1. This is an appeal to the Gold Control Administrator aganst an order-in-original dated 7th June, 1982 passed by the Additional Collector of Central Excise, Meerut, which has been transferred to the Tribunal for disposal.
2. The case could not be heard on 15th February, 1982 as the records had not been received by the Department. At the adjourned hearing on 2nd March, 1982, Shri K.R. Mehta, Consultant explained the facts of the case and his arguments against the order appealed against. Before he could complete, however, the Tribunal raised the question as to the appropriate authority to decide this appeal in view of old Section 80 of the Gold (Control) Act and the revised Sections 80 and 81, whereby appeals against a decision or order made by a Collector of Central Excise or Customs are to be preferred to the Administrator or the Appellate Tribunal respectively, and appeals against an order made by any officer below the rank of Collector are to be preferred to the Collector/Appellate Collector or the Collector (Appeals) respectively.
3. Shri Mehta and the Senior Departmental Representative, Shri Yuvraj Gupta, were both heard in this regard.
4. It could be seen that that the term 'Collector' has not been defined in Section 2 or elsewhere in the Act. "Gold Control Officer" is appointed under Section 4, Under Sub-section (4), the Administrator can delegate powers other than in (i) Clause (6) (exercise of functions and powers conferred on officers lower in rank to the Administrator); (ii) Clause (a) of Sub-section (1) of Section 80; and (iii) under Section 81. Under Section 80(1)(a), any person aggrieved by any decision by a Collector of Central Excise or Customs, can appeal to the Administrator; and under Section 81, the Administrator has power of revision.
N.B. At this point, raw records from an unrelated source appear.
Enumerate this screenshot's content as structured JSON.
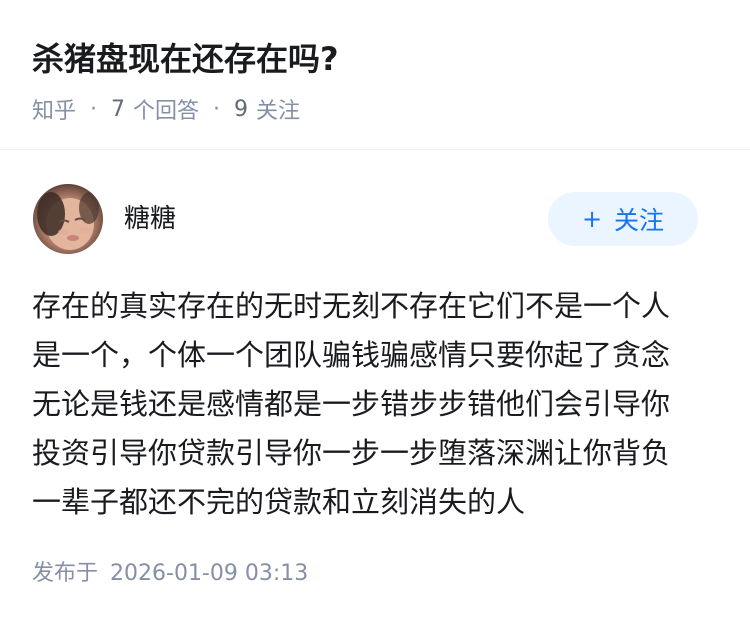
{
  "question": {
    "title": "杀猪盘现在还存在吗?",
    "source": "知乎",
    "separator": "·",
    "answers_count": "7",
    "answers_label": "个回答",
    "followers_count": "9",
    "followers_label": "关注"
  },
  "answer": {
    "author_name": "糖糖",
    "avatar_icon": "avatar-photo",
    "follow_button": {
      "icon": "plus-icon",
      "icon_glyph": "+",
      "label": "关注"
    },
    "body_lines": [
      "存在的真实存在的无时无刻不存在它们不是一个人",
      "是一个，个体一个团队骗钱骗感情只要你起了贪念",
      "无论是钱还是感情都是一步错步步错他们会引导你",
      "投资引导你贷款引导你一步一步堕落深渊让你背负",
      "一辈子都还不完的贷款和立刻消失的人"
    ],
    "publish_label": "发布于",
    "publish_time": "2026-01-09 03:13"
  },
  "colors": {
    "primary": "#1772f6",
    "follow_bg": "#ebf5ff",
    "meta_text": "#8590a6",
    "body_text": "#191b1f"
  }
}
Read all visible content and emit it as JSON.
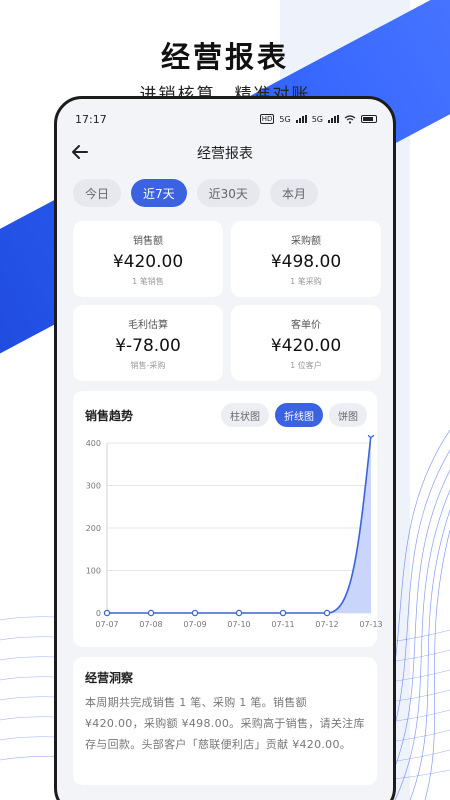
{
  "promo": {
    "title": "经营报表",
    "subtitle": "进销核算　精准对账"
  },
  "status_bar": {
    "time": "17:17",
    "hd_label": "HD",
    "net1": "5G",
    "net2": "5G"
  },
  "header": {
    "title": "经营报表",
    "back_icon": "arrow-left-icon"
  },
  "range_tabs": [
    {
      "label": "今日",
      "active": false
    },
    {
      "label": "近7天",
      "active": true
    },
    {
      "label": "近30天",
      "active": false
    },
    {
      "label": "本月",
      "active": false
    }
  ],
  "stats": [
    {
      "label": "销售额",
      "value": "¥420.00",
      "sub": "1 笔销售"
    },
    {
      "label": "采购额",
      "value": "¥498.00",
      "sub": "1 笔采购"
    },
    {
      "label": "毛利估算",
      "value": "¥-78.00",
      "sub": "销售-采购"
    },
    {
      "label": "客单价",
      "value": "¥420.00",
      "sub": "1 位客户"
    }
  ],
  "trend": {
    "title": "销售趋势",
    "chart_types": [
      {
        "label": "柱状图",
        "active": false
      },
      {
        "label": "折线图",
        "active": true
      },
      {
        "label": "饼图",
        "active": false
      }
    ]
  },
  "chart_data": {
    "type": "area",
    "categories": [
      "07-07",
      "07-08",
      "07-09",
      "07-10",
      "07-11",
      "07-12",
      "07-13"
    ],
    "values": [
      0,
      0,
      0,
      0,
      0,
      0,
      420
    ],
    "ylim": [
      0,
      400
    ],
    "yticks": [
      0,
      100,
      200,
      300,
      400
    ],
    "grid": true,
    "color": "#3b62e0",
    "fill": "#c9d5fa"
  },
  "insight": {
    "title": "经营洞察",
    "text": "本周期共完成销售 1 笔、采购 1 笔。销售额 ¥420.00，采购额 ¥498.00。采购高于销售，请关注库存与回款。头部客户「慈联便利店」贡献 ¥420.00。"
  },
  "colors": {
    "accent": "#3b62e0",
    "background": "#f3f4f8",
    "band": "#2f5bf0"
  }
}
5. Sections 80, 81 and 82 have been substantially amended by Section 50 of the Finance (No. 2) Act, 1980. According to Section 80(1), an appeal from an order passed by a Gold Control Officer lower in rank than a Collector lies to the Collector (Appeals). According to Section 81(1), appeals to the Appellate Tribunal lie against (a) an order passed by a Collector as an adjudicating authority; (b) an order passed by a Collector (Appeals); (c) an order passed by the Administrator, Collector or Appellate Collector under Section 80 as it stood immediately before the appointed day; and (d) an order by the Administrator, either before or after the appointed day, under Section 81, as it stood immediately before that day. From this it is clear that an appeal against an order passed by an officer lower in rank than a Collector does not lie to the Tribunal but to the Appellate Collector or Collector (Appeals). The question that then arises is whether an Additional Collector is an officer lower in rank to a Collector for purposes of the Gold (Control) Act.
6. Under Section 78(a), a Gold Control Officer not below the rank of a Collector of Central Excise or of Customs has power to adjudge confiscation or impose penalty without limit. Under Clause (b), the Central Government can specify the limits regarding confiscation and penalty for other Gold Control Officers not below the rank of Superintendent of Central Excise. In exercise of powers conferred by Clause (b) of Section 78 read with Sub-section (e) of Section 116, the Central Government has limited the powers of Additional Collector of Central Excise or Customs to gold involving a value not exceeding Rs. 10 lakhs Notification No. 3/81--GC, dated 1.8.81.
7. From this it is clear that an Additional Collector is not a Collector, within the meaning of Section 78(a). In view of what has been stated in para 5 above, on appeal against an order passed by him does not lie to the Appellate Tribunal but to the Collector (Appeals).
8. The Tribunal orders that the appeal be remitted to the Appellate Collector, Delhi for disposal according to law.